Additionally, the United States President Joe Biden recently declared for the first time that he supported ending the filibuster—an action designed to prolong debate and delay or prevent a vote on a bill, resolution, amendment, or other debatable question—to protect a person’s right to an abortion and a greater issue of the constitutional right to privacy. This was an extremely striking assertion from someone who had long resisted calls from the liberal wing of the Democratic Party, asking to strike down the Senate practice of a 60-vote threshold requirement to pass legislation. Biden even went on to say that Roe v. Wade needs to be codified into the law and that Congress needs to act now.
The Supreme Court’s daunting decision to strike down Roe is deadly for everyone throughout the country. No matter who you are, the overturning of Roe will most likely affect you in some way or another. The United States is more polarized than ever, with states either strengthening their laws to guarantee people the right to an abortion or with states passing laws that basically makes it illegal to have an abortion. This also means that there is no greater time than now to vote, as it is now up to the citizens of each state to determine their fate. Vote for your rights, the rights of your family, and the rights of your friends. If you cannot vote, be sure to share and educate others about the issue. Join petitions and protests. Donate to abortion funds and organizations supporting people to get the resources that they need.
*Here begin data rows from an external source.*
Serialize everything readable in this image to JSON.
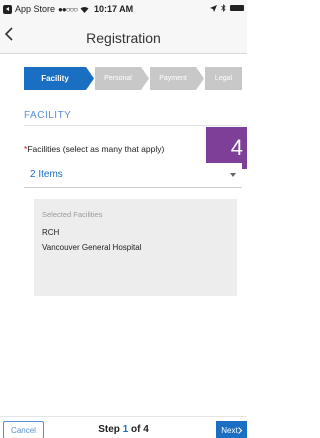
{
  "status_bar": {
    "back_app": "App Store",
    "signal": "●●○○○",
    "wifi_icon": "wifi-icon",
    "time": "10:17 AM",
    "location_icon": "location-arrow-icon",
    "bluetooth_icon": "bluetooth-icon",
    "battery_icon": "battery-icon"
  },
  "nav": {
    "back_icon": "chevron-left-icon",
    "title": "Registration"
  },
  "stepper": {
    "steps": [
      {
        "label": "Facility",
        "active": true
      },
      {
        "label": "Personal",
        "active": false
      },
      {
        "label": "Payment",
        "active": false
      },
      {
        "label": "Legal",
        "active": false
      }
    ]
  },
  "section": {
    "heading": "FACILITY",
    "step_badge": "4",
    "field_required_mark": "*",
    "field_label": "Facilities (select as many that apply)",
    "select_value": "2 Items",
    "select_icon": "caret-down-icon",
    "selected_title": "Selected Facilities",
    "selected_items": [
      "RCH",
      "Vancouver General Hospital"
    ]
  },
  "footer": {
    "cancel_label": "Cancel",
    "step_prefix": "Step ",
    "step_current": "1",
    "step_suffix": " of 4",
    "next_label": "Next"
  },
  "colors": {
    "accent": "#1a6fc2",
    "badge": "#7d3f98",
    "inactive_step": "#c8c8c8",
    "required": "#d0021b"
  }
}
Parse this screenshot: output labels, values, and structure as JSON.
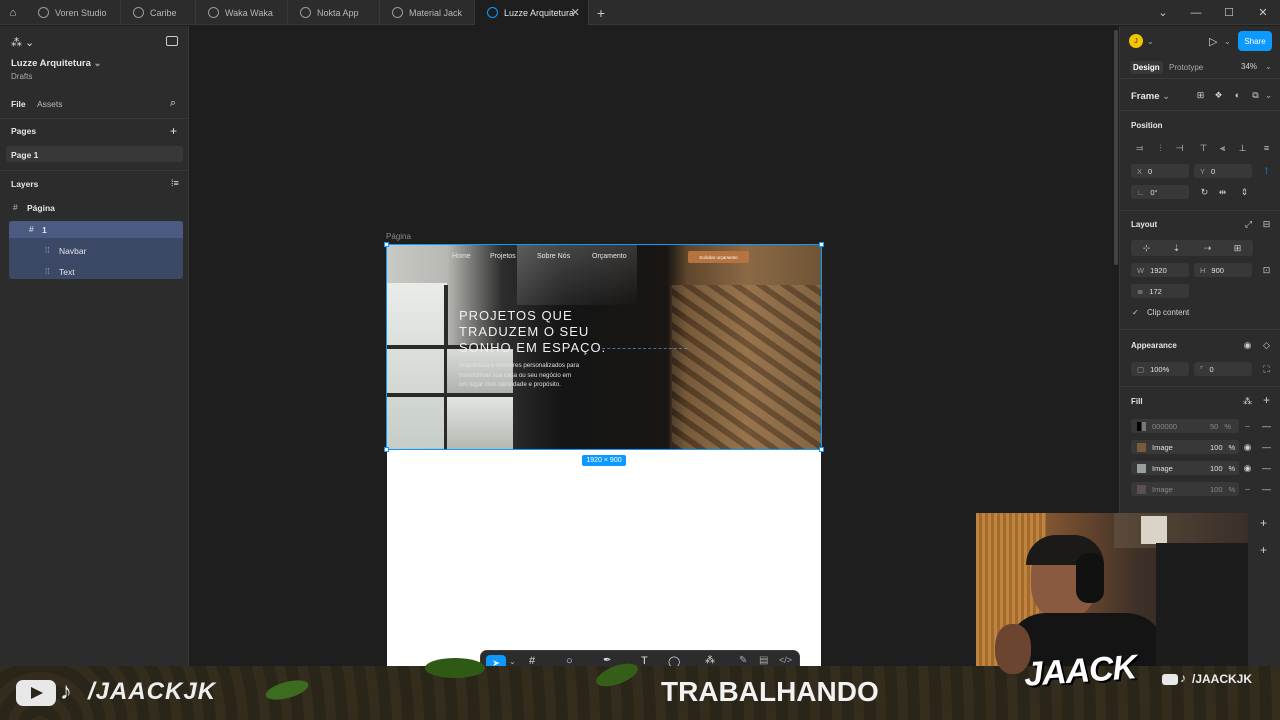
{
  "tabs": [
    {
      "label": "Voren Studio"
    },
    {
      "label": "Caribe"
    },
    {
      "label": "Waka Waka"
    },
    {
      "label": "Nokta App"
    },
    {
      "label": "Material Jack"
    },
    {
      "label": "Luzze Arquitetura"
    }
  ],
  "file": {
    "title": "Luzze Arquitetura",
    "location": "Drafts"
  },
  "leftpanel": {
    "tab_file": "File",
    "tab_assets": "Assets",
    "pages_header": "Pages",
    "page_1": "Page 1",
    "layers_header": "Layers",
    "layers": [
      {
        "name": "Página"
      },
      {
        "name": "1"
      },
      {
        "name": "Navbar"
      },
      {
        "name": "Text"
      }
    ]
  },
  "canvas": {
    "frame_label": "Página",
    "size_badge": "1920 × 900",
    "hero": {
      "nav": [
        "Home",
        "Projetos",
        "Sobre Nós",
        "Orçamento"
      ],
      "cta": "Solicitar orçamento",
      "headline": [
        "PROJETOS QUE",
        "TRADUZEM O SEU",
        "SONHO EM ESPAÇO."
      ],
      "body": [
        "Arquitetura e interiores personalizados para",
        "transformar sua casa ou seu negócio em",
        "um lugar com identidade e propósito."
      ]
    }
  },
  "rightpanel": {
    "avatar": "J",
    "share": "Share",
    "tab_design": "Design",
    "tab_prototype": "Prototype",
    "zoom": "34%",
    "frame_type": "Frame",
    "position_header": "Position",
    "x_label": "X",
    "x_value": "0",
    "y_label": "Y",
    "y_value": "0",
    "rotation": "0°",
    "layout_header": "Layout",
    "w_label": "W",
    "w_value": "1920",
    "h_label": "H",
    "h_value": "900",
    "gap_value": "172",
    "clip_content": "Clip content",
    "appearance_header": "Appearance",
    "opacity": "100%",
    "radius": "0",
    "fill_header": "Fill",
    "fills": [
      {
        "name": "000000",
        "opacity": "50",
        "unit": "%"
      },
      {
        "name": "Image",
        "opacity": "100",
        "unit": "%"
      },
      {
        "name": "Image",
        "opacity": "100",
        "unit": "%"
      },
      {
        "name": "Image",
        "opacity": "100",
        "unit": "%"
      }
    ]
  },
  "overlay": {
    "handle_left": "/JAACKJK",
    "status": "TRABALHANDO",
    "logo": "JAACK",
    "handle_right": "/JAACKJK"
  },
  "colors": {
    "accent": "#0d99ff",
    "selection": "#3b4866",
    "cta": "#b5743f"
  }
}
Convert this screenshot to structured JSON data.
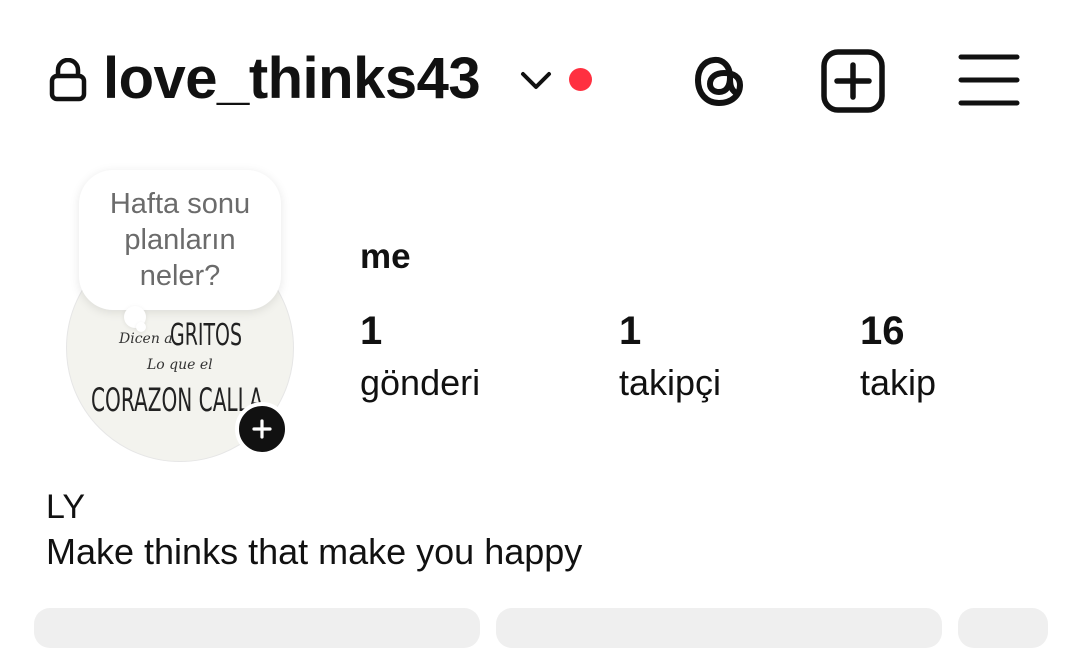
{
  "header": {
    "username": "love_thinks43",
    "icons": [
      "lock-icon",
      "chevron-down-icon",
      "notification-dot",
      "threads-icon",
      "create-icon",
      "menu-icon"
    ],
    "dot_color": "#ff3040"
  },
  "note": {
    "text": "Hafta sonu planların neler?"
  },
  "avatar": {
    "icon": "add-story-icon",
    "image_text": {
      "line1_small": "Dicen a",
      "line1_big": "GRITOS",
      "line2": "Lo que el",
      "line3": "CORAZON CALLA"
    }
  },
  "profile": {
    "display_name": "me"
  },
  "stats": {
    "posts": {
      "value": "1",
      "label": "gönderi"
    },
    "followers": {
      "value": "1",
      "label": "takipçi"
    },
    "following": {
      "value": "16",
      "label": "takip"
    }
  },
  "bio": {
    "name": "LY",
    "text": "Make thinks that make you happy"
  },
  "colors": {
    "text": "#111111",
    "muted": "#6b6b6b",
    "button_bg": "#efefef"
  }
}
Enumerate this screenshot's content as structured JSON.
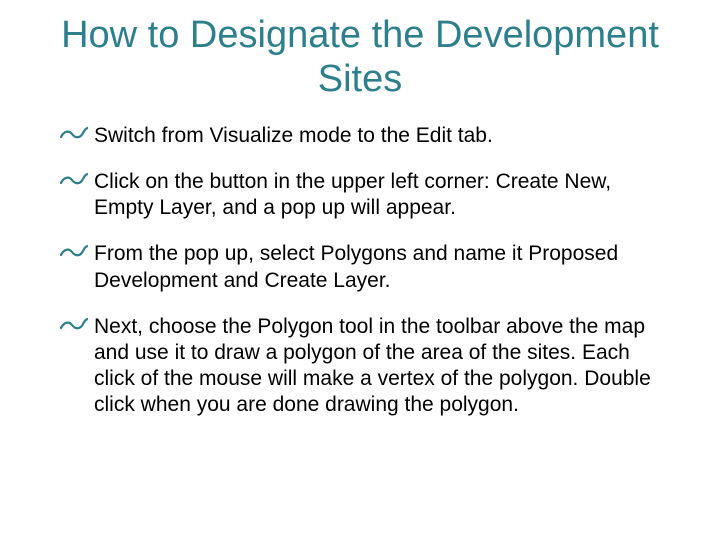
{
  "title": "How to Designate the Development Sites",
  "bullets": [
    "Switch from Visualize mode to the Edit tab.",
    "Click on the button in the upper left corner: Create New, Empty Layer, and a pop up will appear.",
    "From the pop up, select Polygons and name it Proposed Development and Create Layer.",
    "Next, choose the Polygon tool in the toolbar above the map and use it to draw a polygon of the area of the sites. Each click of the mouse will make a vertex of the polygon. Double click when you are done drawing the polygon."
  ]
}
People across the nation are hurting because of the deadly decisions of the Supreme Court and we can no longer hold our silence.